(WHAT YOU SHOULD DO): Find the lines holding the string "Projects" in the data, then copy all of them.

(WORKING DATA):

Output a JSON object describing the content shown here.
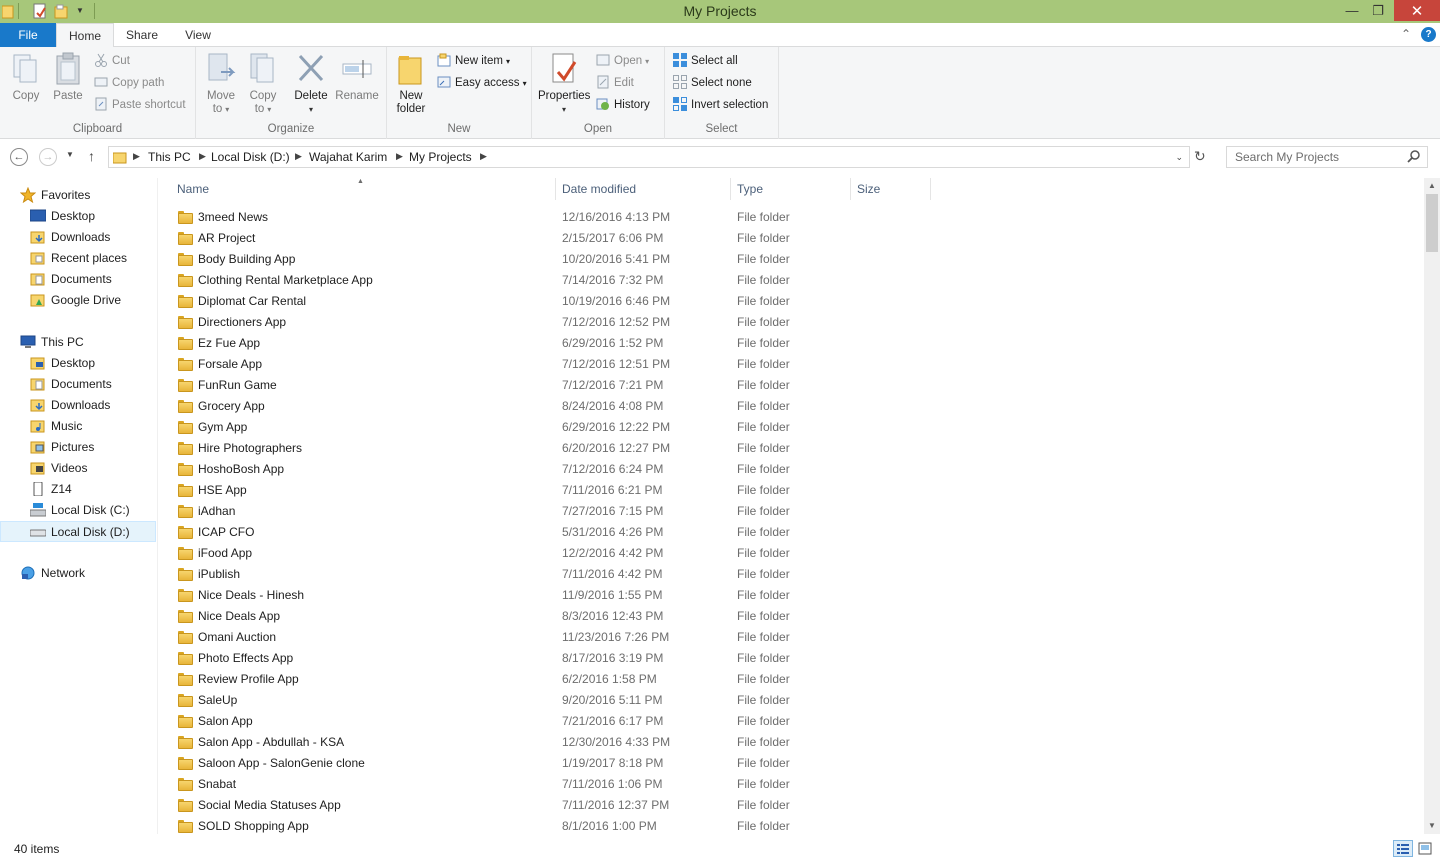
{
  "window": {
    "title": "My Projects",
    "minimize": "—",
    "restore": "❐",
    "close": "✕"
  },
  "ribbon": {
    "tabs": {
      "file": "File",
      "home": "Home",
      "share": "Share",
      "view": "View"
    },
    "help": "?",
    "collapse": "⌃",
    "clipboard": {
      "label": "Clipboard",
      "copy": "Copy",
      "paste": "Paste",
      "cut": "Cut",
      "copy_path": "Copy path",
      "paste_shortcut": "Paste shortcut"
    },
    "organize": {
      "label": "Organize",
      "move_to_1": "Move",
      "move_to_2": "to",
      "copy_to_1": "Copy",
      "copy_to_2": "to",
      "delete": "Delete",
      "rename": "Rename"
    },
    "new": {
      "label": "New",
      "new_folder_1": "New",
      "new_folder_2": "folder",
      "new_item": "New item",
      "easy_access": "Easy access"
    },
    "open": {
      "label": "Open",
      "properties": "Properties",
      "open": "Open",
      "edit": "Edit",
      "history": "History"
    },
    "select": {
      "label": "Select",
      "select_all": "Select all",
      "select_none": "Select none",
      "invert_selection": "Invert selection"
    }
  },
  "address": {
    "crumbs": [
      "This PC",
      "Local Disk (D:)",
      "Wajahat Karim",
      "My Projects"
    ],
    "search_placeholder": "Search My Projects"
  },
  "nav": {
    "favorites": "Favorites",
    "favorites_items": [
      "Desktop",
      "Downloads",
      "Recent places",
      "Documents",
      "Google Drive"
    ],
    "this_pc": "This PC",
    "this_pc_items": [
      "Desktop",
      "Documents",
      "Downloads",
      "Music",
      "Pictures",
      "Videos",
      "Z14",
      "Local Disk (C:)",
      "Local Disk (D:)"
    ],
    "network": "Network"
  },
  "columns": {
    "name": "Name",
    "date": "Date modified",
    "type": "Type",
    "size": "Size"
  },
  "files": [
    {
      "name": "3meed News",
      "date": "12/16/2016 4:13 PM",
      "type": "File folder"
    },
    {
      "name": "AR Project",
      "date": "2/15/2017 6:06 PM",
      "type": "File folder"
    },
    {
      "name": "Body Building App",
      "date": "10/20/2016 5:41 PM",
      "type": "File folder"
    },
    {
      "name": "Clothing Rental Marketplace App",
      "date": "7/14/2016 7:32 PM",
      "type": "File folder"
    },
    {
      "name": "Diplomat Car Rental",
      "date": "10/19/2016 6:46 PM",
      "type": "File folder"
    },
    {
      "name": "Directioners App",
      "date": "7/12/2016 12:52 PM",
      "type": "File folder"
    },
    {
      "name": "Ez Fue App",
      "date": "6/29/2016 1:52 PM",
      "type": "File folder"
    },
    {
      "name": "Forsale App",
      "date": "7/12/2016 12:51 PM",
      "type": "File folder"
    },
    {
      "name": "FunRun Game",
      "date": "7/12/2016 7:21 PM",
      "type": "File folder"
    },
    {
      "name": "Grocery App",
      "date": "8/24/2016 4:08 PM",
      "type": "File folder"
    },
    {
      "name": "Gym App",
      "date": "6/29/2016 12:22 PM",
      "type": "File folder"
    },
    {
      "name": "Hire Photographers",
      "date": "6/20/2016 12:27 PM",
      "type": "File folder"
    },
    {
      "name": "HoshoBosh App",
      "date": "7/12/2016 6:24 PM",
      "type": "File folder"
    },
    {
      "name": "HSE App",
      "date": "7/11/2016 6:21 PM",
      "type": "File folder"
    },
    {
      "name": "iAdhan",
      "date": "7/27/2016 7:15 PM",
      "type": "File folder"
    },
    {
      "name": "ICAP CFO",
      "date": "5/31/2016 4:26 PM",
      "type": "File folder"
    },
    {
      "name": "iFood App",
      "date": "12/2/2016 4:42 PM",
      "type": "File folder"
    },
    {
      "name": "iPublish",
      "date": "7/11/2016 4:42 PM",
      "type": "File folder"
    },
    {
      "name": "Nice Deals - Hinesh",
      "date": "11/9/2016 1:55 PM",
      "type": "File folder"
    },
    {
      "name": "Nice Deals App",
      "date": "8/3/2016 12:43 PM",
      "type": "File folder"
    },
    {
      "name": "Omani Auction",
      "date": "11/23/2016 7:26 PM",
      "type": "File folder"
    },
    {
      "name": "Photo Effects App",
      "date": "8/17/2016 3:19 PM",
      "type": "File folder"
    },
    {
      "name": "Review Profile App",
      "date": "6/2/2016 1:58 PM",
      "type": "File folder"
    },
    {
      "name": "SaleUp",
      "date": "9/20/2016 5:11 PM",
      "type": "File folder"
    },
    {
      "name": "Salon App",
      "date": "7/21/2016 6:17 PM",
      "type": "File folder"
    },
    {
      "name": "Salon App - Abdullah - KSA",
      "date": "12/30/2016 4:33 PM",
      "type": "File folder"
    },
    {
      "name": "Saloon App - SalonGenie clone",
      "date": "1/19/2017 8:18 PM",
      "type": "File folder"
    },
    {
      "name": "Snabat",
      "date": "7/11/2016 1:06 PM",
      "type": "File folder"
    },
    {
      "name": "Social Media Statuses App",
      "date": "7/11/2016 12:37 PM",
      "type": "File folder"
    },
    {
      "name": "SOLD Shopping App",
      "date": "8/1/2016 1:00 PM",
      "type": "File folder"
    }
  ],
  "status": {
    "count": "40 items"
  },
  "colors": {
    "titlebar": "#a7c77a",
    "file_tab": "#1979ca",
    "close_button": "#c7453b",
    "folder": "#f7d56e",
    "selection": "#e5f3fb"
  }
}
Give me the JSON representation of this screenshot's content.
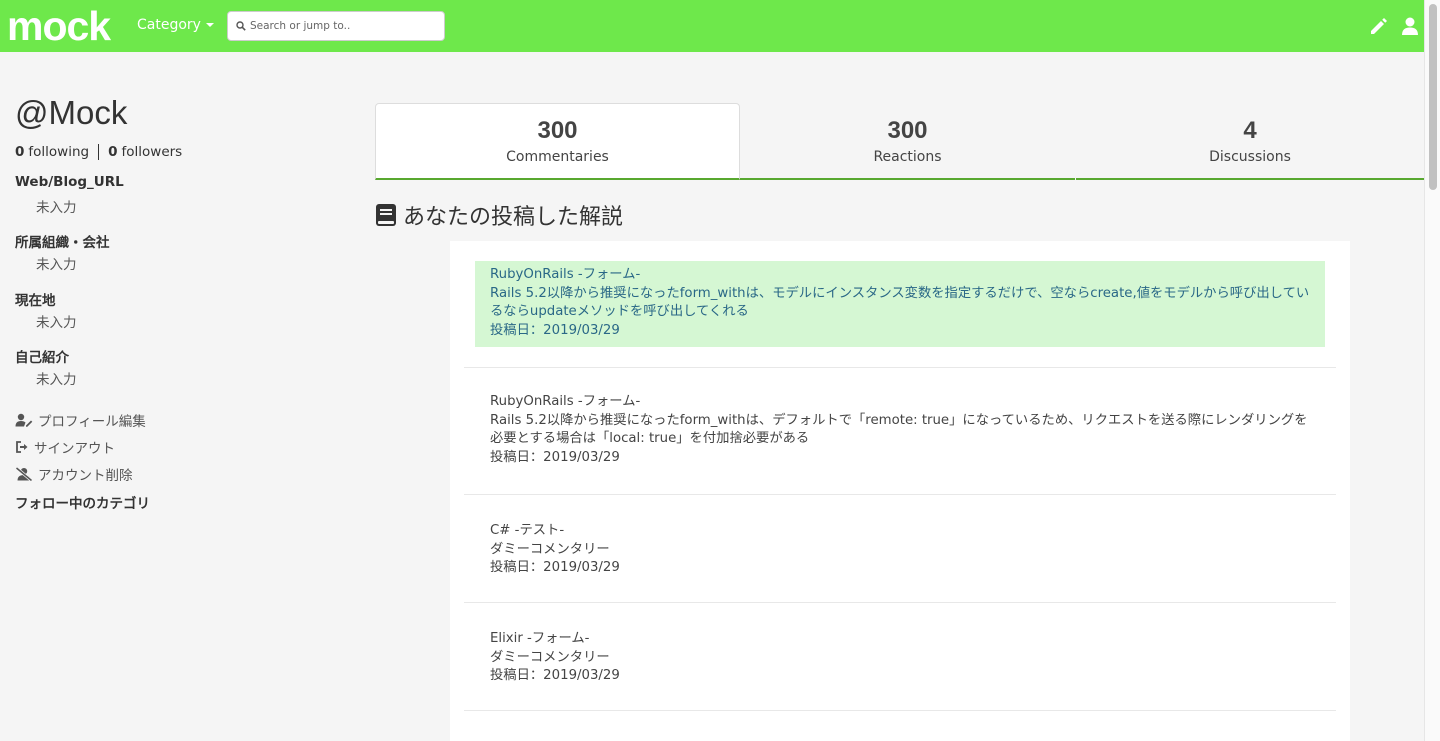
{
  "header": {
    "logo": "mock",
    "category_label": "Category",
    "search_placeholder": "Search or jump to..",
    "colors": {
      "navbar": "#6ee84b",
      "accent_line": "#58a82f"
    }
  },
  "profile": {
    "username": "@Mock",
    "following_count": "0",
    "following_label": "following",
    "followers_count": "0",
    "followers_label": "followers",
    "fields": [
      {
        "label": "Web/Blog_URL",
        "value": "未入力"
      },
      {
        "label": "所属組織・会社",
        "value": "未入力"
      },
      {
        "label": "現在地",
        "value": "未入力"
      },
      {
        "label": "自己紹介",
        "value": "未入力"
      }
    ],
    "actions": {
      "edit_profile": "プロフィール編集",
      "sign_out": "サインアウト",
      "delete_account": "アカウント削除"
    },
    "following_categories_label": "フォロー中のカテゴリ"
  },
  "tabs": [
    {
      "count": "300",
      "label": "Commentaries"
    },
    {
      "count": "300",
      "label": "Reactions"
    },
    {
      "count": "4",
      "label": "Discussions"
    }
  ],
  "section_title": "あなたの投稿した解説",
  "commentaries": [
    {
      "title": "RubyOnRails -フォーム-",
      "body": "Rails 5.2以降から推奨になったform_withは、モデルにインスタンス変数を指定するだけで、空ならcreate,値をモデルから呼び出しているならupdateメソッドを呼び出してくれる",
      "date": "投稿日：2019/03/29"
    },
    {
      "title": "RubyOnRails -フォーム-",
      "body": "Rails 5.2以降から推奨になったform_withは、デフォルトで「remote: true」になっているため、リクエストを送る際にレンダリングを必要とする場合は「local: true」を付加捨必要がある",
      "date": "投稿日：2019/03/29"
    },
    {
      "title": "C# -テスト-",
      "body": "ダミーコメンタリー",
      "date": "投稿日：2019/03/29"
    },
    {
      "title": "Elixir -フォーム-",
      "body": "ダミーコメンタリー",
      "date": "投稿日：2019/03/29"
    }
  ]
}
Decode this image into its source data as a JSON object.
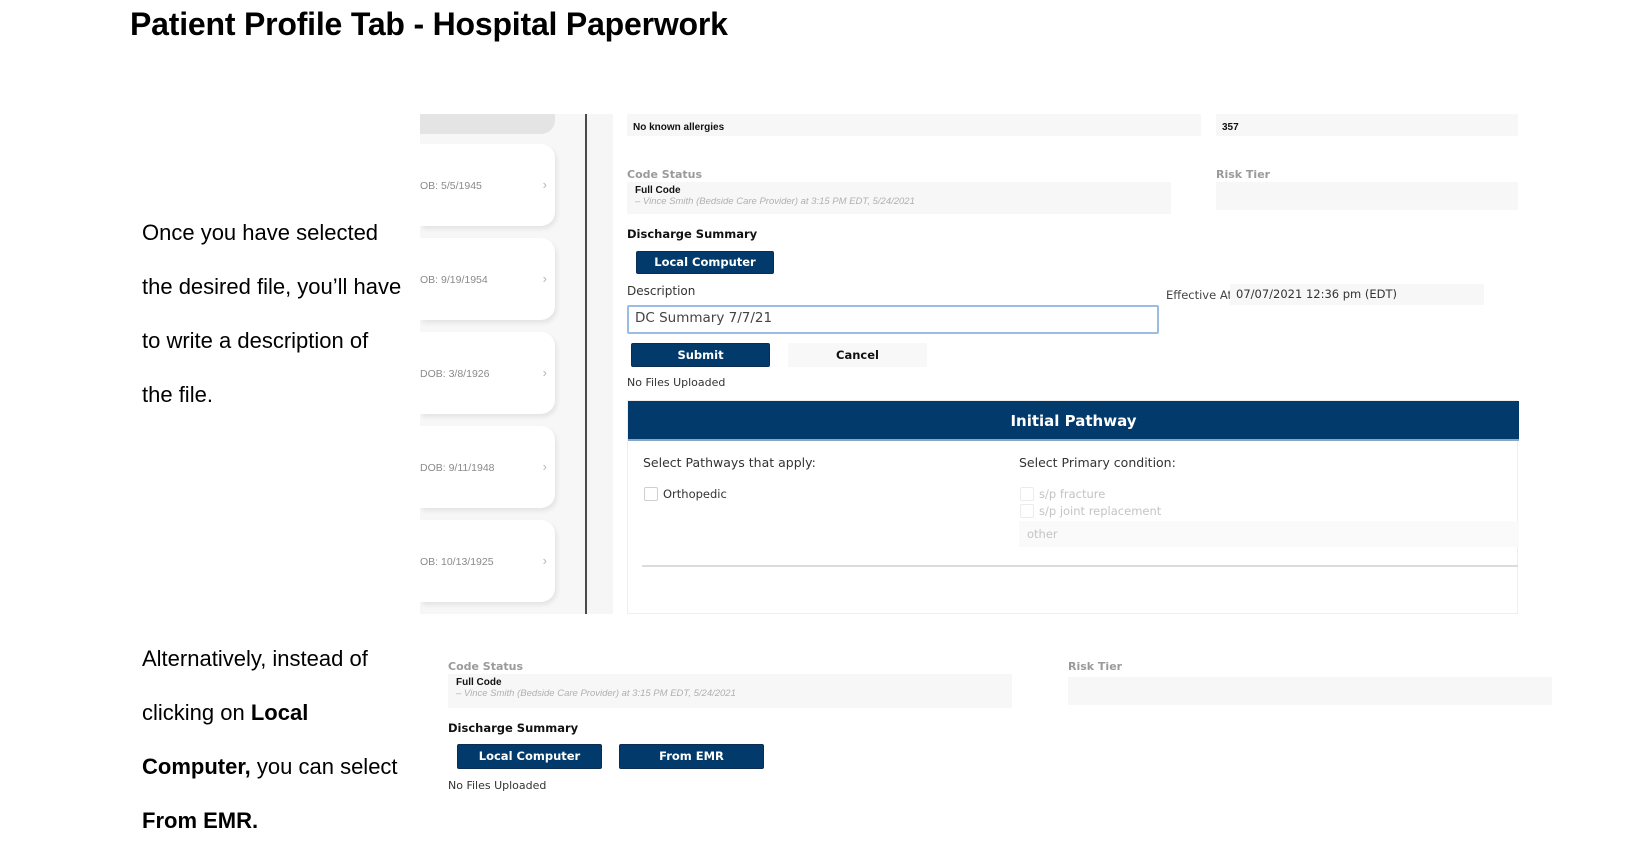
{
  "document": {
    "title": "Patient Profile Tab - Hospital Paperwork",
    "instruction_1": "Once you have selected the desired file, you’ll have to write a description of the file.",
    "instruction_2": {
      "part1": "Alternatively, instead of clicking on ",
      "bold1": "Local Computer,",
      "part2": " you can select ",
      "bold2": "From EMR."
    }
  },
  "screenshot_1": {
    "sidebar": {
      "patients": [
        {
          "dob": "OB: 5/5/1945",
          "chevron_icon": "chevron-right-icon"
        },
        {
          "dob": "OB: 9/19/1954",
          "chevron_icon": "chevron-right-icon"
        },
        {
          "dob": "DOB: 3/8/1926",
          "chevron_icon": "chevron-right-icon"
        },
        {
          "dob": "DOB: 9/11/1948",
          "chevron_icon": "chevron-right-icon"
        },
        {
          "dob": "OB: 10/13/1925",
          "chevron_icon": "chevron-right-icon"
        }
      ]
    },
    "allergies": {
      "value": "No known allergies"
    },
    "top_right_value": "357",
    "code_status": {
      "label": "Code Status",
      "value": "Full Code",
      "attribution": "– Vince Smith (Bedside Care Provider) at 3:15 PM EDT, 5/24/2021"
    },
    "risk_tier": {
      "label": "Risk Tier",
      "value": ""
    },
    "discharge_summary": {
      "label": "Discharge Summary",
      "local_computer_button": "Local Computer",
      "description_label": "Description",
      "description_value": "DC Summary 7/7/21",
      "effective_at_label": "Effective At",
      "effective_at_value": "07/07/2021 12:36 pm (EDT)",
      "submit_button": "Submit",
      "cancel_button": "Cancel",
      "files_status": "No Files Uploaded"
    },
    "initial_pathway": {
      "title": "Initial Pathway",
      "pathways_label": "Select Pathways that apply:",
      "pathways": [
        {
          "label": "Orthopedic",
          "checked": false
        }
      ],
      "condition_label": "Select Primary condition:",
      "conditions": [
        {
          "label": "s/p fracture",
          "checked": false,
          "disabled": true
        },
        {
          "label": "s/p joint replacement",
          "checked": false,
          "disabled": true
        }
      ],
      "other_placeholder": "other"
    }
  },
  "screenshot_2": {
    "code_status": {
      "label": "Code Status",
      "value": "Full Code",
      "attribution": "– Vince Smith (Bedside Care Provider) at 3:15 PM EDT, 5/24/2021"
    },
    "risk_tier": {
      "label": "Risk Tier",
      "value": ""
    },
    "discharge_summary": {
      "label": "Discharge Summary",
      "local_computer_button": "Local Computer",
      "from_emr_button": "From EMR",
      "files_status": "No Files Uploaded"
    }
  },
  "colors": {
    "primary_navy": "#013a6b",
    "field_bg": "#f7f7f7",
    "focus_border": "#9bbde3"
  }
}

(SOLVED PROBLEM):
    "title": "My Projects",
      "My Projects"
    "search_placeholder": "Search My Projects"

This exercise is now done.